Some of the South Burnett's oldest 'bikies' gathered in town last week.

But it wasn't a case of this unlikely group planning a major rumble in town.

Or secretly, maybe it was!

Nor was it a meeting of incontinence of the minds.

No sir!

The group fondly discussing bikes, bike racing and 'the way things were'.


Oldest bikers rumble


Then on to "today's ratbags", road rules and how to solve the problems of the world - all over a cup of tea or coffee and morning tea at Col Rogerson's Bunya Highway home on acreage just out of town.

Herb Henschen, Tun Cullen, Ted Goodhind, Ian Wren, Frank Caton, Len Ezzy and Bob Fish made up the enthusiastic group who examined the range of motorcycles built in the 1970s; a 1936 Rudge Ulster; a 770cc GCS built in Melbourne by George Cyril Stillwell in 1914; a 500cc Triumph from 1912; and a 1951 500cc Triumph with a Tillbrook Sidecar belonging to Mr Fish.

Modern motorcycles included a BMW 1100cc, a Kawasaki 750cc and a Suzuki 400cc.

For those of you who do not know him, Col Rogerson and son Simon are waging a two-man war to train motorcycle riders from themselves and car drivers through Col's state government-initiated Q-Ride operation.

The word is that Col has big plans afoot, but last Thursday was the first of what is hoped will be many visits by interested clients from Kingaroy's Canowindra nursing home.

The "boys" were ferried to Col's home by Canowindra employee Julie Maher, herself a bike rider trained by Col.

"I think it's worked out really well", she said.

"It's certainly been great to see the 'boys' in their old element."

"I'm amazed by these guys," said Allan Bradwell, a part-time carer assisting Julie.

"I started looking after these guys on a casual basis but I know I'll always do it. After meeting them, getting to know them and talking to them, it's amazing how much they know - both individually and collectively and the history they each have."

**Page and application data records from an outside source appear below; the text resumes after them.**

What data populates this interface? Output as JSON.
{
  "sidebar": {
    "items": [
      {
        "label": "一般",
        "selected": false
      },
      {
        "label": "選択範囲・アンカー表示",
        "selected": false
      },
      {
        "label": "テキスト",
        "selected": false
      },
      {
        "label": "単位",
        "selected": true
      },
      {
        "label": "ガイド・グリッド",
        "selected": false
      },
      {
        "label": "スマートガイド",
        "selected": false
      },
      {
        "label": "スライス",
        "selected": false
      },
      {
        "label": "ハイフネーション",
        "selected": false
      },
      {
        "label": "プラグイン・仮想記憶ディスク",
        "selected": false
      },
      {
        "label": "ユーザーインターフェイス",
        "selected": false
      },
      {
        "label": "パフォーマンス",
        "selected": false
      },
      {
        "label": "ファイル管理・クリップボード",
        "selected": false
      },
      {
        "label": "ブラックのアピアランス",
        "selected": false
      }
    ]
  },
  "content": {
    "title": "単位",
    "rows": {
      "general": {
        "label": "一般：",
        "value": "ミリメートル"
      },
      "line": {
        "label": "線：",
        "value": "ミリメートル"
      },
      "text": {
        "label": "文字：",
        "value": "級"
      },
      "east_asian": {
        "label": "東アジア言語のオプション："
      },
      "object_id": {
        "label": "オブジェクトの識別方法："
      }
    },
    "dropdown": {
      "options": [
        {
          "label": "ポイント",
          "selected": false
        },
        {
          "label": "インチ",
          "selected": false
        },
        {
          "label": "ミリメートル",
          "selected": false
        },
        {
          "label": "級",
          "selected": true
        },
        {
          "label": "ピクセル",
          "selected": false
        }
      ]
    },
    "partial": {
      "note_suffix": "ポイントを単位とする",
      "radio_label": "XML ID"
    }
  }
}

Allan said he also had a passing interest in motorcycles.

"I've ridden six bikes and fallen off six bikes, so now I just look," he quipped.

Mr Fish, who lives near Col, enjoyed the morning and added to the day by bringing his 1951 Triumph Tiger 100 bike and sidecar combination.

"I rebuilt it from a wreck," he said, adding that it was a common ability of "his generation" to repair or make things when they broke because they simply could not afford to buy replacement parts.

He said rebuilding old bikes was a passion that could have you making contact with other owners around the world in the search for parts, or simply trying to figure out how to make a new part.

"Mind you, the internet's good that way," added Bob surprisingly.

"You can find just about anything you want."

But he was scathing of the 'throw-away' generation.

"Today's young bike riders wouldn't know how to fix something that breaks. They've been conditioned so that if something breaks, throw it away and buy a new one," he said.

"Bit like us, really," mumbled a voice in the background. "Just a bunch of old farts!"